The same can be said about the news. It is vital to keep up to speed with the latest events so that we can continue to fight to slow down the spread of this virus. However, constantly hearing about it is highly likely to increase any anxiety you already feel. Limit your access to the news to a specific time of day, with a designated timeframe so that you can remain informed without triggering high levels of anxiety.


Listening to the news and scrolling through your newsfeed for hours on end can be counterproductive to your mental health. Keep asking yourself how you feel and actively work to limit your access to an amount of time that keeps your mental health on the positive side.


Keep your mind active


Whether you use this time to learn something new that keeps you active, like a specific type of dance or a different form of exercise; it is crucial to continue challenging your mind as well as finding time to relax. 


In addition to keeping active, use this time to read the books you’ve been meaning to, working through your to-watch list or even invest in an online course; this is the perfect opportunity to challenge your mind with the additional time you have on your hands.


Be mindful on the impact your diet has on mental health


Being stuck in your house, with the exception of outdoor exercise once a day, will inevitably lead to boredom. Many of us will succumb to boredom eating or comfort eating as our anxiety or frustration increases. While there is nothing wrong with a treat now and then, letting the odd treat grow into choosing junk food over nutritious meals can negatively impact your mental state. 


The increase in panic buying also makes it challenging to access our usual healthy and fresh foods, and many of us will have to alter our mindset regarding our approach to food until panic buying calms down. 


Research shows a connection between the food we eat and our mental health, so it is worth considering the types of food you have been eating as well as your mood to see if there is a connection. 


As well as ensuring we are eating the right foods, we must remain hydrated with six-eight glasses of water, tea, coffee, sugar-free drinks or lower-fat milk every day.


The NHS eat well guide is a fantastic source of understanding what types of food we should be eating and the quantity, as well as providing recipes and advice on digestive health.


Additionally, check in with our nutrition hub for relevant articles. 


Keep your surroundings clean and tidy


Not only will maintaining a clean home keep germs at bay, but it will also help keep your mental health in check.
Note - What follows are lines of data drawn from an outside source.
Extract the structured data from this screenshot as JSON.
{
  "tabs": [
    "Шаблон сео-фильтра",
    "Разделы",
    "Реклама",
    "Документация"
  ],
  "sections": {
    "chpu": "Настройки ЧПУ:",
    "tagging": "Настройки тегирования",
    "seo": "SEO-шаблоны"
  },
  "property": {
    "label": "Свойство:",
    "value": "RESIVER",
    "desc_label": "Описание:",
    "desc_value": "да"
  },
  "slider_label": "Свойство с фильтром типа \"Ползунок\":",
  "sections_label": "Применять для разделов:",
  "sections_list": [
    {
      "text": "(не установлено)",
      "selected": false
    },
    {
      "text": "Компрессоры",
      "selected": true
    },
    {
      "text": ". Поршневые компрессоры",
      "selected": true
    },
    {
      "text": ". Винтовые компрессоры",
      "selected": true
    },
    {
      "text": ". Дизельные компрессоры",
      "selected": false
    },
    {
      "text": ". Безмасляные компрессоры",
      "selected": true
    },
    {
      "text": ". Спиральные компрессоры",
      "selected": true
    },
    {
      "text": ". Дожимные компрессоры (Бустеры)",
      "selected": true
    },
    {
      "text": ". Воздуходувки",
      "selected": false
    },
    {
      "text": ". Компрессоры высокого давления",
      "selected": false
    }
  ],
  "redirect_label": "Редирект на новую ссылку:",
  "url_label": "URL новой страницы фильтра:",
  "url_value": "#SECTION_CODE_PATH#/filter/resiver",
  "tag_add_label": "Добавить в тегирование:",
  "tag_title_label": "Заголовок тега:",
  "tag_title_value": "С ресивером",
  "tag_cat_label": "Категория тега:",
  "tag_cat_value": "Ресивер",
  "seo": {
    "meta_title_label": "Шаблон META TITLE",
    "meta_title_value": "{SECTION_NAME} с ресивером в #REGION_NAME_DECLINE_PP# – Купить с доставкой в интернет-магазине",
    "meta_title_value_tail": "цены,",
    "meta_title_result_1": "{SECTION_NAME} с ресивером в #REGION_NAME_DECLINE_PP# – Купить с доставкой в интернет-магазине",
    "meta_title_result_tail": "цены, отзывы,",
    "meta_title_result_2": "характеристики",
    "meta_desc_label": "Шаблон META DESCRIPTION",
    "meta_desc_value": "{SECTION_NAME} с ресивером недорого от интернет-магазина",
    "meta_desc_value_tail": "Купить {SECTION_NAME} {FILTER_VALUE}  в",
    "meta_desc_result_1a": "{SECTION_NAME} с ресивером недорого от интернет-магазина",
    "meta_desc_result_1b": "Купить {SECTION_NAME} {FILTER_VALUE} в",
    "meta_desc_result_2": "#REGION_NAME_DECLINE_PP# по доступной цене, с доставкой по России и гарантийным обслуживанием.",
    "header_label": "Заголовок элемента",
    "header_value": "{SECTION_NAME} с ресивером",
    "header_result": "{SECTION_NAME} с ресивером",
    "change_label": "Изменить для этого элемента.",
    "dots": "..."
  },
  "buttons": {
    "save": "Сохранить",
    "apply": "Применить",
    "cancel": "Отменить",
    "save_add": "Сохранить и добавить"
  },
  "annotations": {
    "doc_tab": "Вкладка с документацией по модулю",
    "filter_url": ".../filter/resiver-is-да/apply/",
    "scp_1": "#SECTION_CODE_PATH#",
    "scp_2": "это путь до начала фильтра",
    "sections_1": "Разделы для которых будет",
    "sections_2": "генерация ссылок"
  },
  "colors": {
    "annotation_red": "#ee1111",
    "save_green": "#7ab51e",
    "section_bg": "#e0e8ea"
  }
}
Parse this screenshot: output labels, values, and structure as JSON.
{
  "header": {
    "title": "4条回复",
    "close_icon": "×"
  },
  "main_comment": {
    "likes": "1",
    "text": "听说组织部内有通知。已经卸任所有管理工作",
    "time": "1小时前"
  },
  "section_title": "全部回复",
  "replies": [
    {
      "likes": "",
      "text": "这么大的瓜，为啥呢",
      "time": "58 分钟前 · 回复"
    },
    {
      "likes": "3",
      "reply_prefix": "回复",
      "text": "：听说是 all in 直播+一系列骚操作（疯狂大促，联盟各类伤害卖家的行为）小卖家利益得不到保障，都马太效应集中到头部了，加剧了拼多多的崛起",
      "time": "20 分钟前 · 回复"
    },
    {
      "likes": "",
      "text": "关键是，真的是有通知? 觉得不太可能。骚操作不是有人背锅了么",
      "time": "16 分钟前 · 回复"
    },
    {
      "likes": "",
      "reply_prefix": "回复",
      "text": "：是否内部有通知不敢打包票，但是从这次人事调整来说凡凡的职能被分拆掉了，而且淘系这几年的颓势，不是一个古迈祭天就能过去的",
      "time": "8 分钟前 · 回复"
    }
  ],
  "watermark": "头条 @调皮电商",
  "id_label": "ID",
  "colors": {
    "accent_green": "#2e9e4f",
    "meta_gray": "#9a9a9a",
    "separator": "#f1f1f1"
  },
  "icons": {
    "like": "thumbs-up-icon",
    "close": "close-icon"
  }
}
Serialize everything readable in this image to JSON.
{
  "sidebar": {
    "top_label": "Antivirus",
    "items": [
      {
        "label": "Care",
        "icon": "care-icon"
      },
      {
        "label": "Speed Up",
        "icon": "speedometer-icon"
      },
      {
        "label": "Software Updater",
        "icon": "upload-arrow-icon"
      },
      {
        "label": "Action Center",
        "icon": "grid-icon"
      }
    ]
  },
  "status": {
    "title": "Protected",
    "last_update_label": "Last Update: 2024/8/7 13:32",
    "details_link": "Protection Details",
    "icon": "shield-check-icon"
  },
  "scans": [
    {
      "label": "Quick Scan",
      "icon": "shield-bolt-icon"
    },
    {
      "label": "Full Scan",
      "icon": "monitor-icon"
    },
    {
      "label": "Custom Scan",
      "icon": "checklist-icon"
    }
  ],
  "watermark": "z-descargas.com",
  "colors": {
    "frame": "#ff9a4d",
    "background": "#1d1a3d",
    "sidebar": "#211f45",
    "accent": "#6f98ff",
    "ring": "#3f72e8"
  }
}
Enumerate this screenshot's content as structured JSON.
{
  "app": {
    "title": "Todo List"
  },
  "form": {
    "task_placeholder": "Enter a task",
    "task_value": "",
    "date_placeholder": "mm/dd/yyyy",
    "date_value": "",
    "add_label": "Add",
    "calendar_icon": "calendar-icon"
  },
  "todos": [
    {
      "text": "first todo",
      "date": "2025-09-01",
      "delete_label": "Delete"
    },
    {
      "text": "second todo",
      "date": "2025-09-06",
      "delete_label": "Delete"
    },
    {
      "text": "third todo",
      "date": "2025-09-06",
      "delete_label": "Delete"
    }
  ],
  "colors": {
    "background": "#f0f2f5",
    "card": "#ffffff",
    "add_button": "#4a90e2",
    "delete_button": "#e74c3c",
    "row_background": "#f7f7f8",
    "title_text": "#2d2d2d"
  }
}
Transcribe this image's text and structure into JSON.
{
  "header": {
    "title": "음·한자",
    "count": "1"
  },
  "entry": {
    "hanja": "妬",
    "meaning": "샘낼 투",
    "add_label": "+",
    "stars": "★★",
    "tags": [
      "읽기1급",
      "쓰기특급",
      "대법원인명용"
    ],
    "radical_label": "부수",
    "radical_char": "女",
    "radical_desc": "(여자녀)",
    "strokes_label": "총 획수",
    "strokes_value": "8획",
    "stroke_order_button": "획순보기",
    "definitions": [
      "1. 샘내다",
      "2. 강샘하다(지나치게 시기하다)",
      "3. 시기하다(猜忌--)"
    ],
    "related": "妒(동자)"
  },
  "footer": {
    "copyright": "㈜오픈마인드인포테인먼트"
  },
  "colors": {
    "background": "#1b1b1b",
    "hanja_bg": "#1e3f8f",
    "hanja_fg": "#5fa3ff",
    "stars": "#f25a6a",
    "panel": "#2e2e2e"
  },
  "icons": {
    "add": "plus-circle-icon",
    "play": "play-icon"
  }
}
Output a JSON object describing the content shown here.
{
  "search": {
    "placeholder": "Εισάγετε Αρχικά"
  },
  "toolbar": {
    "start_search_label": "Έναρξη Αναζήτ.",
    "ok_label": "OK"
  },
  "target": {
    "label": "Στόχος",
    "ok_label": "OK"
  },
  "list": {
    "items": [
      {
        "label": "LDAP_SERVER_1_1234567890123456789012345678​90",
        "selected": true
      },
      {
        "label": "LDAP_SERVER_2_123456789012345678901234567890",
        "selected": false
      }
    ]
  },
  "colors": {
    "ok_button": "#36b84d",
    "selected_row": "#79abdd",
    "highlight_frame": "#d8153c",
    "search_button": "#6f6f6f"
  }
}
Not only will your mind benefit from not being surrounded by clutter, it will help maintain a level of normalcy which is more than welcome right now. 


Individuals who have been diagnosed with OCD may be particularly struggling. While it is important to maintain a good level of hygiene both in your home and in your person, you must continue to keep your compulsions under control; as difficult as that may be. It is crucial to follow public health advice but also to notice if you start to go beyond the instruction. OCD-UK has some excellent guidance on how to follow public health guidelines while keeping your OCD in check. 


Try to get some sun


Whether you use your daily exercise to go for a run or ride your bike, try to get out of the house. Sunlight, fresh air, and being around nature is a great way to improve your outlook as well as reduce levels of stress and anxiety.


When at home, open the windows and sit by them when you can, taking time to enjoy any views. If you have a garden, use it every day when weather permits. Maybe even try your hand at gardening? You can order seeds online and request no face-to-face contact during delivery.


Times are complicated, and the nation as a whole are having their mental health tested. But try to bear in mind that the pandemic will not last forever, and there are steps you can take to maintain a positive mental state in the meantime.